Recirculated Filtered Air
The simplest option to install is a microwave with a recirculating fan. It requires no outside venting at all, so it's ideal in rentals or places where ducting is impractical. The air is simply drawn through one or more filters, then blown back into the kitchen.
The pros and cons of the recirculating microwave are straightforward. The positives include low cost and ease of installation. The obvious downside is that air is not actually removed from your kitchen, which means odors and steam may take longer to go away. You can also expect grease buildup over time, which will require cleaning.
Direct Vent Installation
The next-simplest option is to vent horizontally from the back of the microwave through an exterior wall. There are some strong positives to a direct vent installation. It's easier and less costly than vertical installation and provides the shortest and most efficient path for exhaust air. On the downside, it's only a practical option if your range and microwave can be located on an exterior wall. That's not necessarily a deal-breaker, but it limits your options if you're doing a full kitchen remodel.
Vertical Exhaust Installation
The third option is to exhaust your microwave vertically through your cabinetry and wall and continue your duct run vertically from there to your roof or horizontally to an exterior wall. This is the biggest and costliest project, but it gives you more freedom in the positioning of your range. As long as you have a viable route for your ducting and the budget and expertise to make it happen, you can have the venting you need.
Microwave Venting Requirements

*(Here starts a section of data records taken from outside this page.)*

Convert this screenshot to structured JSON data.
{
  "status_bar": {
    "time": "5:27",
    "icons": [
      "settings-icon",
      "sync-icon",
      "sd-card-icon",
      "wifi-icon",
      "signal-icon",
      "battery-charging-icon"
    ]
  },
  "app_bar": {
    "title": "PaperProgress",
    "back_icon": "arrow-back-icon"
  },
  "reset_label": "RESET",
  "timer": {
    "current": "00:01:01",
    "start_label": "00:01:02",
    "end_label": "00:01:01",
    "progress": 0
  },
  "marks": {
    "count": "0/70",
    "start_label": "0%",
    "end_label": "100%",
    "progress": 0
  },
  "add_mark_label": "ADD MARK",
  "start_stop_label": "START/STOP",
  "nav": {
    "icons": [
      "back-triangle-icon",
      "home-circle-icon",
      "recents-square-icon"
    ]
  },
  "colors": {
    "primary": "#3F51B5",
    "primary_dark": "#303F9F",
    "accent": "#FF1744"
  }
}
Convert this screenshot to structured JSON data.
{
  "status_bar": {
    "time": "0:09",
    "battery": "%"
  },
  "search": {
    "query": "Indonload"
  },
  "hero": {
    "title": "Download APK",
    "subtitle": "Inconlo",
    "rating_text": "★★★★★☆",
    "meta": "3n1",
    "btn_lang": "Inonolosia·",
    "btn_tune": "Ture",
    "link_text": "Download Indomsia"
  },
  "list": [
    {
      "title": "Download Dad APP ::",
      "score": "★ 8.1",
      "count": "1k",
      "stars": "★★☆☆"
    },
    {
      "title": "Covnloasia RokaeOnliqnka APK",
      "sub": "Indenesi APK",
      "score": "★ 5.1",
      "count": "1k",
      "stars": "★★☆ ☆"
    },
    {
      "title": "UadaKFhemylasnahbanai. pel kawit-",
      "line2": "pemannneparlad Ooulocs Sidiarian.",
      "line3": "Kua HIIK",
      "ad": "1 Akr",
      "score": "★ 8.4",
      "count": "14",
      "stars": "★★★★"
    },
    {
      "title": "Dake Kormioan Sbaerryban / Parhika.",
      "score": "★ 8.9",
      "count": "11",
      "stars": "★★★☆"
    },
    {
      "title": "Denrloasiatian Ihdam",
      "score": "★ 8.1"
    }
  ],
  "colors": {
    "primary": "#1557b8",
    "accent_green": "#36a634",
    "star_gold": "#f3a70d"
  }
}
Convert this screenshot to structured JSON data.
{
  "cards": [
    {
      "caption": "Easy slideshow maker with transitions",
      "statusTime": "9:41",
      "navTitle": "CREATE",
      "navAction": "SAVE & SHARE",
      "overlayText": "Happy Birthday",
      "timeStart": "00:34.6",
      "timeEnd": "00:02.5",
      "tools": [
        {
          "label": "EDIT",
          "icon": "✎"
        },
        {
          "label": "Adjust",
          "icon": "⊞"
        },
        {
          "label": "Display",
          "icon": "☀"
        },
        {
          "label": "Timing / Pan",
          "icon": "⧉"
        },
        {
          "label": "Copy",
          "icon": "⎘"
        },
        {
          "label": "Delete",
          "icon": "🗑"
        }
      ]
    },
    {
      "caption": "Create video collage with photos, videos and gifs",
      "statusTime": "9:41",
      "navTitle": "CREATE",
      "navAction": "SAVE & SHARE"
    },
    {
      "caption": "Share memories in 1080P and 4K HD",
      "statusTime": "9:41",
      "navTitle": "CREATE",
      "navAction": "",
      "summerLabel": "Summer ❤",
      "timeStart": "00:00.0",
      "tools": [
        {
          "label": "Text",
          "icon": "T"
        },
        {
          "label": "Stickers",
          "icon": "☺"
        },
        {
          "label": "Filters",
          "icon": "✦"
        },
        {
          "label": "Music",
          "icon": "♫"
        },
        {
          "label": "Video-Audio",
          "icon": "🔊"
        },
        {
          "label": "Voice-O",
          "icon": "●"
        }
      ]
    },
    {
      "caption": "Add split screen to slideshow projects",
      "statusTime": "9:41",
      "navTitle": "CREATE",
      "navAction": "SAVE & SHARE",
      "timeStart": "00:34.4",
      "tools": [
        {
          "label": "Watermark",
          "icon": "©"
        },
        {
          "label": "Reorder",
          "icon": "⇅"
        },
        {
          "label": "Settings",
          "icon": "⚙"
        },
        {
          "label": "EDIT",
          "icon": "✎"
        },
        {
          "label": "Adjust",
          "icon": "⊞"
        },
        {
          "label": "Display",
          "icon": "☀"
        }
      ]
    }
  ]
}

Microwaves use standard 3 1/4- by 10-inch rectangular ducting or round ducting at a minimum of 6 inches in diameter. You may need to purchase a microwave vent duct adapter to connect round ducting. For runs approaching or exceeding 140 feet, including elbows and connectors, you may need to step up to 7- or 8-inch round ducting, as GE Appliances advises. Very long runs may also require a booster fan to increase draw.
Some Practical Considerations
As with any installation, be sure you have all the necessary tools, mounting hardware and adapters on hand before you begin. These are sometimes included with the microwave and sometimes sold separately, so double-check to be sure. If the microwave is vented to the outside, you'll need a weatherproof vent for the roof or exterior wall, and need caulking, flashing and possibly siding or shingles to patch the exterior when you're done.
You'll also want to be sure your proposed microwave exhaust vent meets code as well as the requirements of common sense. For example, don't "save time" by venting into a wall or attic, which can create moisture and grease buildup over time and eventually damage your home. You should also verify that you're venting enough air to match your stove. Most microwaves are limited to moving 300 to 400 cubic feet per minute (CFM) of air. A large range may require 600 CFM or more.
Fred Decker is a trained chef and prolific freelance writer. He was educated at Memorial University of Newfoundland and the Northern Alberta Institute of Technology. His articles have appeared on numerous home and garden sites, including OurEverydayLife, GoneOutdoots, The Nest and eHow, as well as the San Francisco Chronicle's SFGate.com.